It’s that time of year when parents have the candy conversation. Yes, it’s the talk about whether to limit sweets during Halloween, use a switch witch, go with healthier items or just allow free-for-all consumption.
Instead of dreading this holiday, I use it as a teaching tool. When sweets are everywhere, it’s the perfect time to teach your child how to manage them — an important skill they will need to navigate food in the real world.
So here are five “food lessons” parents can teach children during this scary holiday season:
1. Be Adventurous
Most parents only encourage children to try healthy foods. But let’s face it, kids are more likely to taste sweets because they are universally preferred. By encouraging children to try a variety of all types of food, even different-flavored candy, the positive experiences can spill over to the dinner table.
So if your child insists they don’t like the candy bar with coconut, encourage them to take a small taste. This changes the dynamic from always trying to get them to eat healthy, to be open to anything new or different.
2. Be Picky
While most parents don’t want picky-eating kids, we benefit from teaching children to be selective about sweets. I encourage my children to really enjoy indulgent foods because that’s the role it plays in the diet — enjoyment. So if they don’t like it (or just think it’s okay), it’s not worth it.
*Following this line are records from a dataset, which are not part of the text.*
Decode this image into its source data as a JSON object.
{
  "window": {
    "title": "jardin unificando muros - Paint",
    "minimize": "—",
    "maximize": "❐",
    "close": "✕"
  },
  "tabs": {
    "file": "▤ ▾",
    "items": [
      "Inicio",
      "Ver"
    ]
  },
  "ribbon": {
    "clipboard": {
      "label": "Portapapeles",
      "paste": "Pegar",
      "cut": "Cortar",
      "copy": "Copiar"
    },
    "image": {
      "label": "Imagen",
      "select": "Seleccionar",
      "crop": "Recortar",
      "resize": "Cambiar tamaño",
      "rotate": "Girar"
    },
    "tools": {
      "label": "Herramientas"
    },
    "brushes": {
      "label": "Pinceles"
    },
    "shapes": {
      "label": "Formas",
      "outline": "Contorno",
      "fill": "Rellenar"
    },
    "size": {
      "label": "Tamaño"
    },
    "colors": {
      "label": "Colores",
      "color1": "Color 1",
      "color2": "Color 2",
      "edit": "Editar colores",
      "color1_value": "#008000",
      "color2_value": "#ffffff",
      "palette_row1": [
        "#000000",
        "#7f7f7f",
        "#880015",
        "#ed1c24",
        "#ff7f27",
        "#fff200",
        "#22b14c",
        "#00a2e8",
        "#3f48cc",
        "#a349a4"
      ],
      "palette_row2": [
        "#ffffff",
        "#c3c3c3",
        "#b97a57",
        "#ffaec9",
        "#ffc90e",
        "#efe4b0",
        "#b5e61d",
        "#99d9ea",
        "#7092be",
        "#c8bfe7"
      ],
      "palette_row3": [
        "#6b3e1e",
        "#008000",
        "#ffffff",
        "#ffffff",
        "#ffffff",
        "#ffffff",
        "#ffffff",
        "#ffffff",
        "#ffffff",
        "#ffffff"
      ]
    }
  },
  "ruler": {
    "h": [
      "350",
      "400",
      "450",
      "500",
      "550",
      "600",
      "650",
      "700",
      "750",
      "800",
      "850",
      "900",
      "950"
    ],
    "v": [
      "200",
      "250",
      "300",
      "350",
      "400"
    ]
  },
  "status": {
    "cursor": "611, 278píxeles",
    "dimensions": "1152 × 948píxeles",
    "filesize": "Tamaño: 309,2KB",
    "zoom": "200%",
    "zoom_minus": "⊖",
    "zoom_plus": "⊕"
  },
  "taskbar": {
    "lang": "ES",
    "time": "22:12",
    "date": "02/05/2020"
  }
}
Have children sort through and pick their favorite items, giving the mediocre ones away. (We plan to giveaway the undesirables to a candy buyback program at Big A’s school). When children do eat something they like, have them stay mindful by sitting at the table.
3. Manage the Stash
As I mentioned in my last Halloween post, I allow my kids to eat as much as they want the night of Halloween and then designate the rest to snack time or for dessert. I’ll be in charge of Little D’s candy but will allow Big A, who is now 6, to store and manage her stash.
This teaches children how to sensibly fit sweets into their diet, and that we trust them to be smart about it. It also helps to avoid collecting huge amounts of candy on the night of Halloween, so it only goes on for a week or two!
4. Allow for Consequences
It can be hard for parents to watch their child have too many sweets only to have a stomachache later. And when they do, they are often quick to give the “I told you too much candy would make you sick” reply. But making eating mistakes is how kids learn.
So if your child does get sick, you can help them figure out that it was indeed too much candy and guide them on how to handle it next time (what are some things you can do differently next time?). And give them little reminders the next time they dig in.
5. Don’t Give Candy All the Attention
Candy and Halloween go together. I think if I go overboard by limiting it or putting candy bowls up weeks before Halloween, the candy wins. See this post for more on this strategy.
Instead, I encourage parents to focus on the spirit of the season, dressing up, and having fun with friends. Our attitude matters more than anything and keeping candy in perspective — as a part of the Halloween experience but not the whole enchilada, can go a long way towards shaping kids’ beliefs and expectations.
So tell me, how do you handle Halloween in your house?
Want more advice on raising a mindful eater? Check out Maryann’s book: How to Raise a Mindful Eater: 8 Powerful Principles for Transforming Your Child’s Relationship with Food